Modern Depositional Processes within Astoria Canyon, Cascadia Margin

Evan John Lahr1, Andrea S Ogston1, Aaron T Fricke1, Jenna C Hill2 and Hannah Glover1, (1)University of Washington, School of Oceanography, Seattle, WA, United States, (2)University of Kentucky, Lexington, United States
Abstract:

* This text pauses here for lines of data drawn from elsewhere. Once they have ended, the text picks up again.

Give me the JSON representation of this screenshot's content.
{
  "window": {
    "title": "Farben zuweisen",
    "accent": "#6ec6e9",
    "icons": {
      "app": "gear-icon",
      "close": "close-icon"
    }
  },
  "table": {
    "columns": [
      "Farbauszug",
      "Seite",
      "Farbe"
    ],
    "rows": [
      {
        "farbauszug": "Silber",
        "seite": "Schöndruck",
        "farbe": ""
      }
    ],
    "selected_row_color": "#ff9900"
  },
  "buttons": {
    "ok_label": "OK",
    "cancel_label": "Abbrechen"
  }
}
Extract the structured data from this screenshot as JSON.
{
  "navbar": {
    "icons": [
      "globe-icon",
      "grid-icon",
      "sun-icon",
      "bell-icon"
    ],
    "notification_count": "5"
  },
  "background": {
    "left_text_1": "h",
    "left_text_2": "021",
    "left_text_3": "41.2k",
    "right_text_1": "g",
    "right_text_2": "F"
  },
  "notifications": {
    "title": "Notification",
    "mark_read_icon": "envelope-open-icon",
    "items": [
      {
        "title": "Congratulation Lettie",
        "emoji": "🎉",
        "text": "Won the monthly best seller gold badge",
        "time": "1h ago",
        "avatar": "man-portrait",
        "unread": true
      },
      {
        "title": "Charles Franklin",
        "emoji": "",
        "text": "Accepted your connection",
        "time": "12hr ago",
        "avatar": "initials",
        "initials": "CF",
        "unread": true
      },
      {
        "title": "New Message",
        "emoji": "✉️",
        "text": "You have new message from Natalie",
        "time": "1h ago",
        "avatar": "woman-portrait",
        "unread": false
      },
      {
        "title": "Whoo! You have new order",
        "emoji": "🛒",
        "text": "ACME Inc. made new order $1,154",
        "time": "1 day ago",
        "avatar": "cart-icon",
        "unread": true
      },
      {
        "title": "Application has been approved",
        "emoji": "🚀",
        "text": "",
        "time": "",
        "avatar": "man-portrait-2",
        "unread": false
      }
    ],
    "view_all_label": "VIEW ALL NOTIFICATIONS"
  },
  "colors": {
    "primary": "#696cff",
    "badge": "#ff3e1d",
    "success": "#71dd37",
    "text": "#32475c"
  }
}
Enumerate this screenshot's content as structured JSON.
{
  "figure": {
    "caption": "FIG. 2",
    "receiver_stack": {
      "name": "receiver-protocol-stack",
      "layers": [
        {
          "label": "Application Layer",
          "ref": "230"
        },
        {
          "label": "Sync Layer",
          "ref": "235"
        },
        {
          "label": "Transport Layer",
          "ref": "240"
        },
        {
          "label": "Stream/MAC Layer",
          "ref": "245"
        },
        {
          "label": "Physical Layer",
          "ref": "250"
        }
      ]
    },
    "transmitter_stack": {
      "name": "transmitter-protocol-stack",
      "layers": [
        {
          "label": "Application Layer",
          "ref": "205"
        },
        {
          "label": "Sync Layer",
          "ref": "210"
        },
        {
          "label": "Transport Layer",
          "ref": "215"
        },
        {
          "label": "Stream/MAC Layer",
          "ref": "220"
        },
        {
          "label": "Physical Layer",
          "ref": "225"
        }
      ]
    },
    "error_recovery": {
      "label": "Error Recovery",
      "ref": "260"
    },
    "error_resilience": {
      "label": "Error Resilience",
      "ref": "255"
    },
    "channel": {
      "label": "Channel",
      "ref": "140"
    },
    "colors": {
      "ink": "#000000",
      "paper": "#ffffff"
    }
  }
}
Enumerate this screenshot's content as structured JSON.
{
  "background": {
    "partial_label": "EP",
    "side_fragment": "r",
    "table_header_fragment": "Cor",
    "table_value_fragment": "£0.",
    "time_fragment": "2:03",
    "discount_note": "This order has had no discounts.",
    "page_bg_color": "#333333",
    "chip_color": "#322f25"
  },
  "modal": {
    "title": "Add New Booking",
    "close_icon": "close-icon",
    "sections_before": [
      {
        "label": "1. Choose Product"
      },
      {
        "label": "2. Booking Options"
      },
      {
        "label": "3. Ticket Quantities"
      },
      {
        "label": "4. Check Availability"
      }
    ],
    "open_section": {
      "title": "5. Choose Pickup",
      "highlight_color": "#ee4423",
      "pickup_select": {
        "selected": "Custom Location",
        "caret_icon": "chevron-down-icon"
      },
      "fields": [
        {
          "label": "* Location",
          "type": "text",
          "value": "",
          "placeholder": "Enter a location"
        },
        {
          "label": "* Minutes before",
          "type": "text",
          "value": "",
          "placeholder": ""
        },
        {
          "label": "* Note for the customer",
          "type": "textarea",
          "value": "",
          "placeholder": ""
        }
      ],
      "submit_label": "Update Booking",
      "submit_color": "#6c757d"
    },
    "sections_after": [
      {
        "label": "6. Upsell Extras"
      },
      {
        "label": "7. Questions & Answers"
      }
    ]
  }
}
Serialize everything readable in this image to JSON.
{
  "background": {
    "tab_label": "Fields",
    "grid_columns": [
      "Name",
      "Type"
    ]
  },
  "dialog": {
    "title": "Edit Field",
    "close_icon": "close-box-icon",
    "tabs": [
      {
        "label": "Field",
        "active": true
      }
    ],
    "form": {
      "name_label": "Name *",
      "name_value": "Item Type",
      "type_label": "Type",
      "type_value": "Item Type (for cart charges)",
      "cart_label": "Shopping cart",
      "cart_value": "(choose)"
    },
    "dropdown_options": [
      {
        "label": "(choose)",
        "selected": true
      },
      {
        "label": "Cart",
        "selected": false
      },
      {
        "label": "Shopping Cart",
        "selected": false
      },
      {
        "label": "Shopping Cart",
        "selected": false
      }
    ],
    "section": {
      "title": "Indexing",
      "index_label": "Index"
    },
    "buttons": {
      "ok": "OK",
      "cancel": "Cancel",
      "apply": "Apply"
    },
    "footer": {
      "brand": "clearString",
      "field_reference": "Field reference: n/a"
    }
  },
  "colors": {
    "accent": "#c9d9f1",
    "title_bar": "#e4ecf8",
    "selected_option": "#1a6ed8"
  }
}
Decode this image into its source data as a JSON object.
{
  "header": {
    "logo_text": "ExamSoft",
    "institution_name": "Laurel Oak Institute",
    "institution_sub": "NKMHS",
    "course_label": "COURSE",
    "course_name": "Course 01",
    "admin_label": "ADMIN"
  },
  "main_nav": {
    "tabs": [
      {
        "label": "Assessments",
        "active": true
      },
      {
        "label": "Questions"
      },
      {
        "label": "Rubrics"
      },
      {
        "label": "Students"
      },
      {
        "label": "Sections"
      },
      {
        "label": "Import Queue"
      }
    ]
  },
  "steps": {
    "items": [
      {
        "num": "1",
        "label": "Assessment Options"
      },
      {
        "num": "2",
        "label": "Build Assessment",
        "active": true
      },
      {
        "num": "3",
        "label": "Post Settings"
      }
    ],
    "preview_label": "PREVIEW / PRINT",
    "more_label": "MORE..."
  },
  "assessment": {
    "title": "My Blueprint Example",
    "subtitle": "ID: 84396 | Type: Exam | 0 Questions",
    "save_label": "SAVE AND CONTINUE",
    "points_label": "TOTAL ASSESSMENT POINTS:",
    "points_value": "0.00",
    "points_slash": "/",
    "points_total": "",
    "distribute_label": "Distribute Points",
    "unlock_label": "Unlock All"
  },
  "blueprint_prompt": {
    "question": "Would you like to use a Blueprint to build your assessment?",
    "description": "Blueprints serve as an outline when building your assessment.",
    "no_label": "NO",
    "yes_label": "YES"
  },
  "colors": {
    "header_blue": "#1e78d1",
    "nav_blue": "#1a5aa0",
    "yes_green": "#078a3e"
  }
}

Astoria Canyon incises the central Cascadia Margin, 22 km offshore of the dominant sediment source along the margin, the Columbia River. Sediment-gravity flows have occurred in the canyon during the last ~7 ka, with some turbidity currents reaching the deepwater Astoria Fan. The modern supply of sediment to Astoria Canyon and the processes that act to transport, remobilize, and deposit sediment within the canyon are poorly understood. A series of ~60 cm-long sediment cores were collected along the upper canyon thalweg and the surrounding shelf rim, along with co-located CHIRP sub-bottom profiles and hydrodynamic data from a tripod deployed in the canyon head during May‚ÄďAug 2019. Together, these data characterize the modern depositional environment both within the upper canyon and on the adjacent shelf. Grain-size analyses and 210Pb geochronology of the cores indicate that modern sands have been delivered to the canyon thalweg, suggesting off-shelf transport processes are active under highstand conditions and could provide sediment to the Holocene turbidites observed down canyon. Modern sediment characteristics and depositional styles are distinct between regions along the northern and southern canyon rim, and CHIRP profiles aid in outlining the spatial extent of these facies. Regional variability in bed sediments from short cores demonstrates a heterogeneous remobilization potential along the canyon rim and implies directional import to the canyon head from the north. Once in the canyon head, tripod data show that local hydrodynamics are sufficiently energetic to remobilize bed sediment. This combination of active sedimentation and transport processes within the canyon head help to define the range of environmental phenomena capable of importing and remobilizing sediments within Astoria canyon, and perhaps other canyons along the Cascadia Margin.